The sealing day betwixt my love and me
85For everlasting bond of fellowship—
Upon that day either prepare to die
For disobedience to your father’s will,
Or else to wed Demetrius, as he would,
Or on Diana’s altar to protest
90For aye austerity and single life.
Take some time to think about this. By the time of the next new moon—the day when Hippolyta and I will be married—be ready either to be executed for disobeying your father, to marry Demetrius as your father wishes, or to take a vow to spend the rest of your life as a virgin priestess of the moon goddess.
Relent, sweet Hermia—And, Lysander, yield
Thy crazèd title to my certain right.
Please give in, sweet Hermia.—And Lysander, stop acting like she’s yours. I’ve got more of a right to her than you do.
You have her father’s love, Demetrius.
Let me have Hermia’s. Do you marry him.
Her father loves you, Demetrius. So why don’t you marry him and let me have Hermia?
95Scornful Lysander, true, he hath my love,
And what is mine my love shall render him.
And she is mine, and all my right of her
I do estate unto Demetrius.
It’s true, rude Lysander, I do love him. That’s why I’m giving him my daughter. She’s mine, and I’m giving her to Demetrius.
(to THESEUS) I am, my lord, as well derived as he,
100As well possessed. My love is more than his.
My fortunes every way as fairly ranked,
(If not with vantage) as Demetrius'.
And—which is more than all these boasts can be—
I am beloved of beauteous Hermia.
105Why should not I then prosecute my right?
Demetrius, I’ll avouch it to his head,
Made love to Nedar’s daughter, Helena,
And won her soul. And she, sweet lady, dotes,
Devoutly dotes, dotes in idolatry
110Upon this spotted and inconstant man.

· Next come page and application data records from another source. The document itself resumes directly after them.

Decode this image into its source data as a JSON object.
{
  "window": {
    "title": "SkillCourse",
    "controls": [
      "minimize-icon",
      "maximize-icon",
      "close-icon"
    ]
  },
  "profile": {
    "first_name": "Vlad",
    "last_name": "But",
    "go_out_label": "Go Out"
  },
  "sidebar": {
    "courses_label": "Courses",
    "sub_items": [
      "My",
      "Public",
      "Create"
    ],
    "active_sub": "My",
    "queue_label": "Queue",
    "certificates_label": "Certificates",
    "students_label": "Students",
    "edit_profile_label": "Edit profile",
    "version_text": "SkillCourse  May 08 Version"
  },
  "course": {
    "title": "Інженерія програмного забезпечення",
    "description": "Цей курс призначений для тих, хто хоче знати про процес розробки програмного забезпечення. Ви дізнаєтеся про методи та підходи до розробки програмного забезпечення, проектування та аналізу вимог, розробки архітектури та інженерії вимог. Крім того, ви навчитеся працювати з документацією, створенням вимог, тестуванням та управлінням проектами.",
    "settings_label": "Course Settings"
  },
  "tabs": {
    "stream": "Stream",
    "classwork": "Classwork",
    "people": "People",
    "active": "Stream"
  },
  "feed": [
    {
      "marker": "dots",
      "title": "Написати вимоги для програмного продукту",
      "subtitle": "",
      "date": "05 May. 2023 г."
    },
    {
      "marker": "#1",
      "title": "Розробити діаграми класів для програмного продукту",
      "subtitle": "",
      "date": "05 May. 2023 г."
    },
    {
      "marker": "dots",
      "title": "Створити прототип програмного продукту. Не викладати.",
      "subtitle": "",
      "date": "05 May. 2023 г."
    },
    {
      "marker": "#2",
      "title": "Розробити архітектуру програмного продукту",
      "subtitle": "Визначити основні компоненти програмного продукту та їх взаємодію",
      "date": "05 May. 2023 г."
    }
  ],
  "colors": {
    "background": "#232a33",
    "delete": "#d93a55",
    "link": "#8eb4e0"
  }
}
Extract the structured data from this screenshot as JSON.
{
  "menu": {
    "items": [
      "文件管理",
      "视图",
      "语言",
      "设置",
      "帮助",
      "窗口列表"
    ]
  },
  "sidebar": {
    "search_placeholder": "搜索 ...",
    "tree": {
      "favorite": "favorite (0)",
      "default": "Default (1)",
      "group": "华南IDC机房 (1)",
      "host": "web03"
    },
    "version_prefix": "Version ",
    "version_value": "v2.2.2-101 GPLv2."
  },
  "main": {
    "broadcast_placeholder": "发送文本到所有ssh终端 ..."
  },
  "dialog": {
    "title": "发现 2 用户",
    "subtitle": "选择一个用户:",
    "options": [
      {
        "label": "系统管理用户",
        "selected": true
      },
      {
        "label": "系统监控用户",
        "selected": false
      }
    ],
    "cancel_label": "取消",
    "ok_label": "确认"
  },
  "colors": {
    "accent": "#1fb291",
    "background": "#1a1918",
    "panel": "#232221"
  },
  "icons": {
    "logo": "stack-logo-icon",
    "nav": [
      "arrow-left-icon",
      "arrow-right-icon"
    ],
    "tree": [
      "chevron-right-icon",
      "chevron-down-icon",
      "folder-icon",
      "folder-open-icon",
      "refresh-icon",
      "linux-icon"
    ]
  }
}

(to THESEUS) My lord, I’m just as noble and rich as he is. I love Hermia more than he does. My prospects are as good as his, if not better. And beautiful Hermia loves me—which is more important than all those other things I’m bragging about. Why shouldn’t I be able to marry her? Demetrius—and I’ll say this to his face—courted Nedar’s daughter, Helena, and made her fall in love with him. That sweet lady, Helena, loves devoutly. She adores this horrible and unfaithful man.